This is evident from the monthly spot VLCC cargoes loading in the Persian Gulf. During June-September these were 90-95 each month, down from 160 and 127 in April and May, according to brokers’ estimates.

There are three VLCCs available for loading every cargo in the Middle East, said Sunil Thakur, a broker with Singapore-based Straitship Brokers.

The current trend of weak demand is expected to continue for the next few months because refineries have cut output amid poor margins while the world struggles to battle the deadly coronavirus pandemic. Analysts describe the virus outbreak and its subsequent devastating spread as a dark horse which has made conventional forecasting of energy freight extremely difficult.

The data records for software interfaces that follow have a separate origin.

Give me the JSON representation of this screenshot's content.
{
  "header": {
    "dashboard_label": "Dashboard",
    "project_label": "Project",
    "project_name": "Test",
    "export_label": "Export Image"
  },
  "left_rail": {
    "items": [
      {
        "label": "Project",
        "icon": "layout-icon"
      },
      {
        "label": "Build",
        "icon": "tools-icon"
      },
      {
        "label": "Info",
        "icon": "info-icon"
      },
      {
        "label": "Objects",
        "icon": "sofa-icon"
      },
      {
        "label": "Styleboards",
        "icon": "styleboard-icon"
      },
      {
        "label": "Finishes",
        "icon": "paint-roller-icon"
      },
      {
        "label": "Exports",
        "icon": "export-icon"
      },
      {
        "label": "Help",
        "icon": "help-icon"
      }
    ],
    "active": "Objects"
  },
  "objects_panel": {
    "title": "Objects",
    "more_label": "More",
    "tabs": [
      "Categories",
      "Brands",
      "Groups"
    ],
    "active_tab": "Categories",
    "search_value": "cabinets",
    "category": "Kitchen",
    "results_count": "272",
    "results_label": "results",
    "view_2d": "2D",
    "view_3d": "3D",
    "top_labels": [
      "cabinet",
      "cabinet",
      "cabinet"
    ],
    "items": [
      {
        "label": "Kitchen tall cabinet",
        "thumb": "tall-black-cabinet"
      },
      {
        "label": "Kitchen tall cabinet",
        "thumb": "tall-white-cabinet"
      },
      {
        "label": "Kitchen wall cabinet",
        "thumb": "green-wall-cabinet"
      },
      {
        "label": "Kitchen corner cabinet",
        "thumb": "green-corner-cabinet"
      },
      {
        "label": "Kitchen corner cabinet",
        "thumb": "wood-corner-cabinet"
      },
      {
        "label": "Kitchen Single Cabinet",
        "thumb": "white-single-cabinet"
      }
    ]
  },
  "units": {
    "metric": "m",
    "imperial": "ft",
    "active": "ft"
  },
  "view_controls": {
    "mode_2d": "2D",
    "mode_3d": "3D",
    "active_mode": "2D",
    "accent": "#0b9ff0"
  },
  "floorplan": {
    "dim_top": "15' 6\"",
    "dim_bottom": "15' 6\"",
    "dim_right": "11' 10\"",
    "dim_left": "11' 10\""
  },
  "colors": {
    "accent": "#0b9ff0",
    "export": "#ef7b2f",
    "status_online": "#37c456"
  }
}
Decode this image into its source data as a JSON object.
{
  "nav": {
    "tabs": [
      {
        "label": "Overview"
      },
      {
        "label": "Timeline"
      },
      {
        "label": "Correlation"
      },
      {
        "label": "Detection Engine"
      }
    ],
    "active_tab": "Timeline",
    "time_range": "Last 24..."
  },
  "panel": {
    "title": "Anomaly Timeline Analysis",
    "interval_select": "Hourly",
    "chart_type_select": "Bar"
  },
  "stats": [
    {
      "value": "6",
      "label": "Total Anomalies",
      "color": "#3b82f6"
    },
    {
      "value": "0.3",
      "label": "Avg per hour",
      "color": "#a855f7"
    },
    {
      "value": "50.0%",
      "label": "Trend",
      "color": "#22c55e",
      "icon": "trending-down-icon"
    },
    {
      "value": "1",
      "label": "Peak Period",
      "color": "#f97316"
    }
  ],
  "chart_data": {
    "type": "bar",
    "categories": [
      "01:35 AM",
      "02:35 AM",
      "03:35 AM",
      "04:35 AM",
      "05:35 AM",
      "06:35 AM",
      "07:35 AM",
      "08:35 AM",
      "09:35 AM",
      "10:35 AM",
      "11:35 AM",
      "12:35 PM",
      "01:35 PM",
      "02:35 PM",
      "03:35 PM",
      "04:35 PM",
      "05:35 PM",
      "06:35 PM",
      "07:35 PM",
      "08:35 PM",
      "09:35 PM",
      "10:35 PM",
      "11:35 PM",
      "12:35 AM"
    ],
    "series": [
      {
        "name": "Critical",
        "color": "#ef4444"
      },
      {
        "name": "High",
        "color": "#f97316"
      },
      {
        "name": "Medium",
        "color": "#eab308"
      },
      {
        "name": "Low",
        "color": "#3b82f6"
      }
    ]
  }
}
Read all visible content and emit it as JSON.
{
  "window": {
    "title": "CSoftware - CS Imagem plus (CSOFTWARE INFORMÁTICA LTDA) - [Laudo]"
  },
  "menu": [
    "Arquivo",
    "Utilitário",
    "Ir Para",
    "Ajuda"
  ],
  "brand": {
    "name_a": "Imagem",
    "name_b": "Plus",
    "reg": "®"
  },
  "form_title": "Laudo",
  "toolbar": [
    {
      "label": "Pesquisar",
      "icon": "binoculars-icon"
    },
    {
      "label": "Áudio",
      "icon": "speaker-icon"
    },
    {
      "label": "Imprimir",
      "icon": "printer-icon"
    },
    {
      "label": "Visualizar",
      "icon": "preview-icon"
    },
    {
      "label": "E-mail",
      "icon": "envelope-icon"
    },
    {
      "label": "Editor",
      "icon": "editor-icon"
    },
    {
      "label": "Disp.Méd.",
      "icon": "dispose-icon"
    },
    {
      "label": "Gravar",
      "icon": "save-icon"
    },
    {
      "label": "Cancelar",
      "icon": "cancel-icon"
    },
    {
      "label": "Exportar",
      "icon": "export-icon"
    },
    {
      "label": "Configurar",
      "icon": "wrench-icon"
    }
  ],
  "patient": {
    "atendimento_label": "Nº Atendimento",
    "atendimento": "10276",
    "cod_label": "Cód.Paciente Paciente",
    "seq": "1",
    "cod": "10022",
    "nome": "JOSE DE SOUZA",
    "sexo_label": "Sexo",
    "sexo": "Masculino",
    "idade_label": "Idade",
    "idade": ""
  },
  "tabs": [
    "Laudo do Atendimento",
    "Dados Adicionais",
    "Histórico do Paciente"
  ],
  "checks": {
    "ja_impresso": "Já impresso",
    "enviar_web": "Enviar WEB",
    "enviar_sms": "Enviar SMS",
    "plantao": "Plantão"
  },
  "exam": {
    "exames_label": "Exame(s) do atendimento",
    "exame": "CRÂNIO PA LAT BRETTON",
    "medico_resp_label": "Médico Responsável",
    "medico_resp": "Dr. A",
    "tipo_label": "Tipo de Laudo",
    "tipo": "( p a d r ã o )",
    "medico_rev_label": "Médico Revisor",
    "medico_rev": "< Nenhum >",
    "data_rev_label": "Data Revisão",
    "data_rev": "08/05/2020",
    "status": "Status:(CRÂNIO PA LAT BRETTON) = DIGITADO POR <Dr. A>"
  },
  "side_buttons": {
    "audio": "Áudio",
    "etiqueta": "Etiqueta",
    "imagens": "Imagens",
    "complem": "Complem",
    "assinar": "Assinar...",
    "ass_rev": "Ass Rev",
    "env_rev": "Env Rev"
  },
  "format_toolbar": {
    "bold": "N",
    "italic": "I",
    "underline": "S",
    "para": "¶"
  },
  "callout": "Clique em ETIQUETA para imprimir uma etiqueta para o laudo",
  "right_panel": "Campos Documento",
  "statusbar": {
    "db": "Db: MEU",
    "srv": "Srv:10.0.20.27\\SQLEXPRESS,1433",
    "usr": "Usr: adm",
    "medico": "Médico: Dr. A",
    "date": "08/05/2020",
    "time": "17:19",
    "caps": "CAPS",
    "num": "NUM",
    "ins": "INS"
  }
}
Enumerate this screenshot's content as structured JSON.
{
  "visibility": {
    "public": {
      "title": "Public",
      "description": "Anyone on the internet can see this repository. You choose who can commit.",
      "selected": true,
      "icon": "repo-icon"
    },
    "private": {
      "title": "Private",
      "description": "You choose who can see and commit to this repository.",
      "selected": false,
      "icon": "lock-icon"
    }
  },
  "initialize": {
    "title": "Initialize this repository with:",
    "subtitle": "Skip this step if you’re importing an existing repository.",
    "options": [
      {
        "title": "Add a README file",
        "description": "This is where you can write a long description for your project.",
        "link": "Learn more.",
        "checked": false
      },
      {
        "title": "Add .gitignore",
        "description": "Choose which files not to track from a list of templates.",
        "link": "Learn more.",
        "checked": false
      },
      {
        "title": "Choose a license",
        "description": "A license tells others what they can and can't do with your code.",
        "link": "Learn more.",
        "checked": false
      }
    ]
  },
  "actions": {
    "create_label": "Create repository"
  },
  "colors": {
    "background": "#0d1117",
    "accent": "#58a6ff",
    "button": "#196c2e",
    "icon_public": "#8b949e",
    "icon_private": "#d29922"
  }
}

With winter approaching, “we will enter uncharted territory regarding the virulence of COVID-19,” the IEA said in a report in September. Last month, the market was in a state of delicate re-balancing and now the outlook appears even more fragile, it said.

The IEA has revised its oil demand outlook for this year lower by another 300,000 b/d and now forecasts a contraction of 8.4 million b/d, due to renewed concerns over the deadly coronavirus. The Paris-based agency said at 91.7 million b/d, demand this year is estimated at 2013 levels. The oil refining is likely at a seven year low when the global VLCC fleet has expanded by 50 million dwt, equivalent to more than 165 VLCCs, according to shipping industry estimates.

Lack of demand has resulted in a situation where several cargoes are either stuck at destination ports, waiting for a discharge order, or held by trading companies and refiners with the hope that they will be able to sell them some day at a higher price. However, not all of this hope rests on sound economic fundamentals.

Floating storage of oil and oil products has recently picked up, but this is due to logistical reasons, rather than any forward trading opportunities, said BIMCO’s Sand.

The overall floating storage volumes have declined since end-July, he noted.

In oil products, such storage is somewhat bearish. Last month, at least eight newbuild VLCCs were taken on short-term time charter of up to six months with options to store products, sources said.

This could remove up to 60 spot Medium Range size cargoes from the market, significantly reducing demand for clean tankers. MR freight rates are already under downward pressure due to a dearth of demand and with the new super tankers being snapped up for storage the trend could be reinforced.

A major concern among the tanker owners is that the current weak phase in spot tankers market will most likely spill over into next year though modest gains are possible in short crest-and-trough cycles where congestion and ullage in ports such as China’s Qingdao temporarily reduce the tankers’ supply. When shore tanks are full, ships take a longer time to discharge cargoes and this increases the turnaround time for their next voyage.

Several times this year, between a dozen to two dozen VLCCs are seen waiting to discharge cargoes at Qingdao alone, but as BIMCO’s Sand pointed out, this is due to logistical constraints rather than any floating storage.

Nevertheless, there is a silver lining. Once the pandemic ebbs, road and aviation transport will pick up and increase the demand for gasoil, gasoline and jet fuel. The oil products may move before crude because the main focus of refiners is to clear the product inventory first in order to improve their margins, said Hammer.

Gasoil shipments to Australia from East Asia are also strong due to its use to mine iron ore and can provide some support to Medium Tankers.
Source: Platts